Legal pluralism and challenges for family law governance
Time & LocationSession 4
Wed 15:30–17:00 Room 1.102
All over the world non-state mechanisms exist in the realm of family law, reflecting the existing religious and cultural diversity. Proponents of narrow state regulation argue that non-state mechanisms can be a welcome addition to state governance of family law. Others oppose a prominent role for customary and religious mechanisms as they fear that those will challenge statutory rights of individual members - especially rights on equality. This debate is especially manifest in Muslim majority countries, as state regulation and interpretations of Muslim family law are prone to challenging views.
Even in a situation of exclusive state regulation of family law, customary and religious mechanisms may continue to operate, which may result in practices of unregistered marriages and out-of-court divorces.
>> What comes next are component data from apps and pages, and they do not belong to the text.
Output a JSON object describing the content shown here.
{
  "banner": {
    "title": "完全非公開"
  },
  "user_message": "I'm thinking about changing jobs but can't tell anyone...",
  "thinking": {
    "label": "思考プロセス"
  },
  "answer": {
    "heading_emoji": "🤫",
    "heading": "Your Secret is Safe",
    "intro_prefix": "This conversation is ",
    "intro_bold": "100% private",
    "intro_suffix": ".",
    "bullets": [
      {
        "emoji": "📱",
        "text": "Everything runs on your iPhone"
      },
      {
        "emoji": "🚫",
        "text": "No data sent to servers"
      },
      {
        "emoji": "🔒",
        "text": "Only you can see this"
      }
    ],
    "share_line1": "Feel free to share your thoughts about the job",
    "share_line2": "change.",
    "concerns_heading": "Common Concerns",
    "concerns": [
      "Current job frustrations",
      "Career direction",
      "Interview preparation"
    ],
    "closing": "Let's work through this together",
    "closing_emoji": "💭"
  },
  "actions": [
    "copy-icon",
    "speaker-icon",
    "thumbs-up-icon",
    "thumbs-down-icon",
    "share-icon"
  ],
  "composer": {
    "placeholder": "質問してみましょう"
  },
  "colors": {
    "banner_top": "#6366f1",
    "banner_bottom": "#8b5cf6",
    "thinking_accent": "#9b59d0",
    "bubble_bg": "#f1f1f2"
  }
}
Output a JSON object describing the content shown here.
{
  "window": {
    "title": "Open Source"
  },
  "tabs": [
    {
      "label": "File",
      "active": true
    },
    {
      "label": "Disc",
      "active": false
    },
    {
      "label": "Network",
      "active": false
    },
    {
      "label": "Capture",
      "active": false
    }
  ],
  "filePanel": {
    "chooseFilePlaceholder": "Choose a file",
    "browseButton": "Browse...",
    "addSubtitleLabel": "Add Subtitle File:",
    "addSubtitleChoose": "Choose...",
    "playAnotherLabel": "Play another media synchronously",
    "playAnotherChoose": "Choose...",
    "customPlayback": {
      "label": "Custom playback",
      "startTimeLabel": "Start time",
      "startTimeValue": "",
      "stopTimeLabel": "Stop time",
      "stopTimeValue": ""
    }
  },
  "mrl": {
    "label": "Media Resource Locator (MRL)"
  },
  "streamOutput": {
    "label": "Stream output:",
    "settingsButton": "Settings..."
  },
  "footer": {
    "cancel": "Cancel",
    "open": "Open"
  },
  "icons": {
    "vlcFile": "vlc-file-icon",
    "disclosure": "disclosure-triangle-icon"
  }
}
Government institutions may show leniency towards such practices and recognize its full or particular legal consequences: for instance, when an underage marriage is registered, or when in case of an unregistered religious marriage, the court puts an obligation upon a father to pay child support. The consequences of such leniency can be paradoxical: it grants rights to individual women and their children, but at the same time it maintains a normative system which challenges basic statutory family law provisions aimed at protecting women and children in general.
Participants in this panel will address the challenges that legal pluralism pose for family law governance; the ways in which government institutions, communities, minorities, and / or individuals deal with those challenges; and the consequences this has for family law governance and individual rights of citizens. The panel aims at increasing our knowledge about how in family law matters normative systems interact and how this interlegality affects family law governance.